Morrissey: Computers, credit cards, gambling & dog training |

Morrissey: Computers, credit cards, gambling & dog training

Louisa Morrisseyspecial to the daily

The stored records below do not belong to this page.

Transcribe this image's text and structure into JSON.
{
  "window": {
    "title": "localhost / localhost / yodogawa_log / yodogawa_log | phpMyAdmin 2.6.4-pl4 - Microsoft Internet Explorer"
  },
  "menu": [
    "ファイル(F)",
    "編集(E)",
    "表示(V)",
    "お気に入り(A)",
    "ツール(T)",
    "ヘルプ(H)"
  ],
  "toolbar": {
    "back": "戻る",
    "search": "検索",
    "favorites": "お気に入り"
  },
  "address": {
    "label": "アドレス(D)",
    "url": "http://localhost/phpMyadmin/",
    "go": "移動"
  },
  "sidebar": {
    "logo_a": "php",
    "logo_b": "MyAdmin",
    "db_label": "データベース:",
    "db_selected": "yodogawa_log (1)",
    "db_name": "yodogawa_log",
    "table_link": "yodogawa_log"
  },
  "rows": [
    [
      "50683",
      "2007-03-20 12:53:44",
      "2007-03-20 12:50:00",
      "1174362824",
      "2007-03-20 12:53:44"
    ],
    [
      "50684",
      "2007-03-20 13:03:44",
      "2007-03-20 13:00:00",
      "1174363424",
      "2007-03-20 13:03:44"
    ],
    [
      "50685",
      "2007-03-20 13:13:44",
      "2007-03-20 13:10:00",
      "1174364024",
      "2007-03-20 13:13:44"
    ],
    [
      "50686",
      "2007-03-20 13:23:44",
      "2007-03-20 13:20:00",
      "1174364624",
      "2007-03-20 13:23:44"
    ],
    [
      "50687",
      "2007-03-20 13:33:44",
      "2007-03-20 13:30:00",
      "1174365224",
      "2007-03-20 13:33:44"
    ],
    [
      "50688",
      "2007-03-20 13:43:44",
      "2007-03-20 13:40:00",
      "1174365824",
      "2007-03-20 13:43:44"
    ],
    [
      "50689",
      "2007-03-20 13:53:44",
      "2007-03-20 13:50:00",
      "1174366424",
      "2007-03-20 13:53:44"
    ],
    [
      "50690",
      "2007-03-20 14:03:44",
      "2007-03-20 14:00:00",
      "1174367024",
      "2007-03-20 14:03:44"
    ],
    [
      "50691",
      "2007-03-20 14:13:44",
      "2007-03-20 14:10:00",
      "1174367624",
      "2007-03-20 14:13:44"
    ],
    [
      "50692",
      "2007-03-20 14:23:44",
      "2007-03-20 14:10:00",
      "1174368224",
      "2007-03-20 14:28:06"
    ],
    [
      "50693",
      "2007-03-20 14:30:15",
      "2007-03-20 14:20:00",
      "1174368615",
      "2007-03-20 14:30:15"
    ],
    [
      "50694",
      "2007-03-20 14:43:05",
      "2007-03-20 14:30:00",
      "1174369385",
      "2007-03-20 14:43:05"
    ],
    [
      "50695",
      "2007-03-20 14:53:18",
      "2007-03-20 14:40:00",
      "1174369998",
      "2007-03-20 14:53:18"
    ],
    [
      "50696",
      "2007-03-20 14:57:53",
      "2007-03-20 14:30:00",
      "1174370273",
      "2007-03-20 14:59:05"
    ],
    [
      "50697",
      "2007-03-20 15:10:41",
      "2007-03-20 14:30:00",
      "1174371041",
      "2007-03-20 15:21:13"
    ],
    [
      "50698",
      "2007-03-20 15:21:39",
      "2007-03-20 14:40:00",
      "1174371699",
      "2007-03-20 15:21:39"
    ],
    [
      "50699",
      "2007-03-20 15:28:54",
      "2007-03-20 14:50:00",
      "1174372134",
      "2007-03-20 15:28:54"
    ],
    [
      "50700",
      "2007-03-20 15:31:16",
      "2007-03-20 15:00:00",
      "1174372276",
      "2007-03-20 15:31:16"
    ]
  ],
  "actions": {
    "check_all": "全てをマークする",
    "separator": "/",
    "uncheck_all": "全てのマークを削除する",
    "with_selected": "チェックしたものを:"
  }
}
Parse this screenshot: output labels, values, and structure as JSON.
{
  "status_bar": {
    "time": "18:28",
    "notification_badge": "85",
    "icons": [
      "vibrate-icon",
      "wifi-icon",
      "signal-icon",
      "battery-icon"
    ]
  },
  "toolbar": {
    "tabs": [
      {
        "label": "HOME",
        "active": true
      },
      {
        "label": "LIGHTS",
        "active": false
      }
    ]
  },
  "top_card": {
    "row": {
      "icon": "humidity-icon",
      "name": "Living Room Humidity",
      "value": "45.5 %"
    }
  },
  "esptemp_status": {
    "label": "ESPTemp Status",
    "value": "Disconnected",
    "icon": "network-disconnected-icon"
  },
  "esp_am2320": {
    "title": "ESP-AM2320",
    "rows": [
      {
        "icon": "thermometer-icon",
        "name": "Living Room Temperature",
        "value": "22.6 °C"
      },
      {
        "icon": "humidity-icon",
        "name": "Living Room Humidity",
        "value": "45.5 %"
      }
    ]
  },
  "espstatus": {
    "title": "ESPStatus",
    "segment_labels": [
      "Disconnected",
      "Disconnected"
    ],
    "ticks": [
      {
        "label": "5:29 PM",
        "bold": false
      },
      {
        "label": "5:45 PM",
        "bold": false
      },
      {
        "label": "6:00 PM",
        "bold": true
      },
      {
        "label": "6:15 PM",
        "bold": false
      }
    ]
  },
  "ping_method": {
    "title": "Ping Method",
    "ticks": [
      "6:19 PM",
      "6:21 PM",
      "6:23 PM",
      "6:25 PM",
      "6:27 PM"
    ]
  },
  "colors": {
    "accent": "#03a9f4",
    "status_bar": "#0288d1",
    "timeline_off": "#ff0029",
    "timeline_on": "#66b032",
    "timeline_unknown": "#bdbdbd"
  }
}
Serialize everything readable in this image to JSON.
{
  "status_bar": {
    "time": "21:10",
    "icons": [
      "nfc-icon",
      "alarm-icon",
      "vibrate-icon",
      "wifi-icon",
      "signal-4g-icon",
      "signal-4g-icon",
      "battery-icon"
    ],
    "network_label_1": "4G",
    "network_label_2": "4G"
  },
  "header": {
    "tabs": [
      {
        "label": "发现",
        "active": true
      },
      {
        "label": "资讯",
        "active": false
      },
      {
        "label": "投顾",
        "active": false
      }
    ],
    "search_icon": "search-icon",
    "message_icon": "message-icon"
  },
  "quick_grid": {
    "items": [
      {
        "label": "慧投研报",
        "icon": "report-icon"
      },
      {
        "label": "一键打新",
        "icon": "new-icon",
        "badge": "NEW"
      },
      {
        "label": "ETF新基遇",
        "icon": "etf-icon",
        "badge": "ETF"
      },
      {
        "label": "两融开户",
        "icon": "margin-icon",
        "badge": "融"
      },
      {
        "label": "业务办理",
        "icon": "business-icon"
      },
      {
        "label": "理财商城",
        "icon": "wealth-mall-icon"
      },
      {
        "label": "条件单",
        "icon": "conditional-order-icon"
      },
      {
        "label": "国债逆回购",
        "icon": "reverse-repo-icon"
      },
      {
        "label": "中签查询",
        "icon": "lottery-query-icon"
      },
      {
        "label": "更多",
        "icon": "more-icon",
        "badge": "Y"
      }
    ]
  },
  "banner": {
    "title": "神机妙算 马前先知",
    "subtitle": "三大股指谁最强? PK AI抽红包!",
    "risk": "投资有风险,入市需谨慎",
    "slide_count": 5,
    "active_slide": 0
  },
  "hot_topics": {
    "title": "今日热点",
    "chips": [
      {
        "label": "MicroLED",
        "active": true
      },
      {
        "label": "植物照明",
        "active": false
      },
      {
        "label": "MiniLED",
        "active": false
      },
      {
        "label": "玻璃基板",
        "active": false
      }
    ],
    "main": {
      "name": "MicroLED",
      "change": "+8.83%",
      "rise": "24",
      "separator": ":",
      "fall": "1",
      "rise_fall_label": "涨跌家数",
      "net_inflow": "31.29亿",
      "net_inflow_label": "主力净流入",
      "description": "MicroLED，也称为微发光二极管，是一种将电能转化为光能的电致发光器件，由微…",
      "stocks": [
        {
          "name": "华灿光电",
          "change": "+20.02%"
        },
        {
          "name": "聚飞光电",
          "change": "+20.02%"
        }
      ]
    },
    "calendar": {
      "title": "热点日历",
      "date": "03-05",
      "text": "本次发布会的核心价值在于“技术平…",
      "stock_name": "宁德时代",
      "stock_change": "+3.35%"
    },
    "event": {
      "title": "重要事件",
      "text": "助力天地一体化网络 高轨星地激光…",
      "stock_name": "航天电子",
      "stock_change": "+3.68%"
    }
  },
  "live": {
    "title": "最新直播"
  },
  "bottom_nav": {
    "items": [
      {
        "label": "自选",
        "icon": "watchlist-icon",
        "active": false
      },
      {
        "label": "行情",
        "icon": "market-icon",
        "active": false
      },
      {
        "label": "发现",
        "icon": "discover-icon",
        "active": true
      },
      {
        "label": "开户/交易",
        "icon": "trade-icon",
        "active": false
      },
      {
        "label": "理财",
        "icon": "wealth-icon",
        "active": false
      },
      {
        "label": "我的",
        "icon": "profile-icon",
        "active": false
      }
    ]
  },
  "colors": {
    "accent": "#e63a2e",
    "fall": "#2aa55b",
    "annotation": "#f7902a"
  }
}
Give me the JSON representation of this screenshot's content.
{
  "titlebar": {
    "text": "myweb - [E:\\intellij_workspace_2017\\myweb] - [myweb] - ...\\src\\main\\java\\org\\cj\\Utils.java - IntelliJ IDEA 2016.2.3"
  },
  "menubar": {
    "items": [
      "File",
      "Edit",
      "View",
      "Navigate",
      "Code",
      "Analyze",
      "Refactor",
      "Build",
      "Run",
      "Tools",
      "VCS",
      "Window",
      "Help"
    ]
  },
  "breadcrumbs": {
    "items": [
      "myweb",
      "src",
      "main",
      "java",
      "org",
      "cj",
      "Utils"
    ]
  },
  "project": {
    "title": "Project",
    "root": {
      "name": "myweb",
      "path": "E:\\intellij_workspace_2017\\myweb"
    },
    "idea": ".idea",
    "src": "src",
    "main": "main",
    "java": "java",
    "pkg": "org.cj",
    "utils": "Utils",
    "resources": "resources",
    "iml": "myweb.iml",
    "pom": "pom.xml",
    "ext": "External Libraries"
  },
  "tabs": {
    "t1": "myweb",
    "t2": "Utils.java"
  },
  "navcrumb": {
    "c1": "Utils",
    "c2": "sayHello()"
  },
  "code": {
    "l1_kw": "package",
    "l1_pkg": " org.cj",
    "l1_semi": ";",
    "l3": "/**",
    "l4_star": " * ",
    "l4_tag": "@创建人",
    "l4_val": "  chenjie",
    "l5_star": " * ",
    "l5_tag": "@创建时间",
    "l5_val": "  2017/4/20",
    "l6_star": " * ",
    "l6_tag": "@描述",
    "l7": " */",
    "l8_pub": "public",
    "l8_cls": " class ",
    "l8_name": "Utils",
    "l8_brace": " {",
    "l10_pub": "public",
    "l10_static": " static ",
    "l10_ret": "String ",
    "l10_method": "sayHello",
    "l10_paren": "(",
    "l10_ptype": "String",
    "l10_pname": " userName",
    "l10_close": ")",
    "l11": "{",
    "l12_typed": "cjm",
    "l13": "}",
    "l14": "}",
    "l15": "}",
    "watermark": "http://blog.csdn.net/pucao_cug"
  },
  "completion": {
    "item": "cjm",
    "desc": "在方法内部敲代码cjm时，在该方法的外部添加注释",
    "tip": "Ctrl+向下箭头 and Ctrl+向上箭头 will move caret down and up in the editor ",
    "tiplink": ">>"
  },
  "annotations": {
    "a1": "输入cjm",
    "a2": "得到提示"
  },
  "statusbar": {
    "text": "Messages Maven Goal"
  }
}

What do computers, credit cards, gambling and dog training have in common? Behavioral reinforcement! During spring break in Summit County the population swelled, taxing the computer systems. Between 6-11 p.m., I couldn’t connect with my server, so I didn’t even try to use the Internet in the evening. When something consistently does not work, we give up. So do dogs. This is called “extinction.” If we are absolutely consistent in not rewarding or reinforcing unwanted behavior from our dogs such as jumping for attention, they will eventually give up. They might give it one last huge obnoxious effort, called an “extinction burst”, but if we remain consistent, they will give up. Random reinforcement can sometimes encourage behaviors we don’t want. For instance, our credit card strips tend to stop swiping randomly. They might work at some places, just often enough to keep us from calling for a new card, even though it takes but a few minutes. As long as our cards work a little bit, we will still keep using them. With dogs, as long as something like jumping works some of the time, they will keep doing it. This is especially true during an “extinction burst” when dogs will do and try everything to “make it work.” Adolescent dogs (and humans) are masters at this! When kind but firm consistency meets the persistence of an adolescent, the behavior will eventually go extinct. If the behavior works some of the time, it will continue.Conversely, we can use random reinforcement to maintain behaviors we want from dogs and wean them off constant food rewards. This is where gambling comes in. If we win some of the time, if there is a chance at getting a reward, we keep gambling. When training dogs, we use this same behavioral phenomenon (among other techniques) to wean a dog off constant treats and rewards. For instance, once we have taught a dog to “stay”, we randomize the time the dog is in “stay.” A dog may be asked for five seconds, then 10, then seven, next 20, then two- second “stays.” This keeps a dog from anticipating a release from a stay and teaches her/him to wait for a clear release signal. In summary, if something never works (computer connection or attention for jumping), humans and dogs give up. The behavior goes “extinct.” If something works some of the time (worn strips on credit cards or attention for jumping), humans and dogs will keep doing it. If rewards happen randomly and frequently enough to make canines and humans think we have a “chance,” behaviors we want can be maintained without constant food rewards. Understanding and management of behavioral reinforcement works for humans and dogs.Louisa Morrissey is a Certified Professional Dog Trainer (CPDT-KA) and owner of Skijor-n-More. She is also a professional member of the Association of Pet Dog Trainers and a licensed Victoria Stilwell Positively Dog Trainer.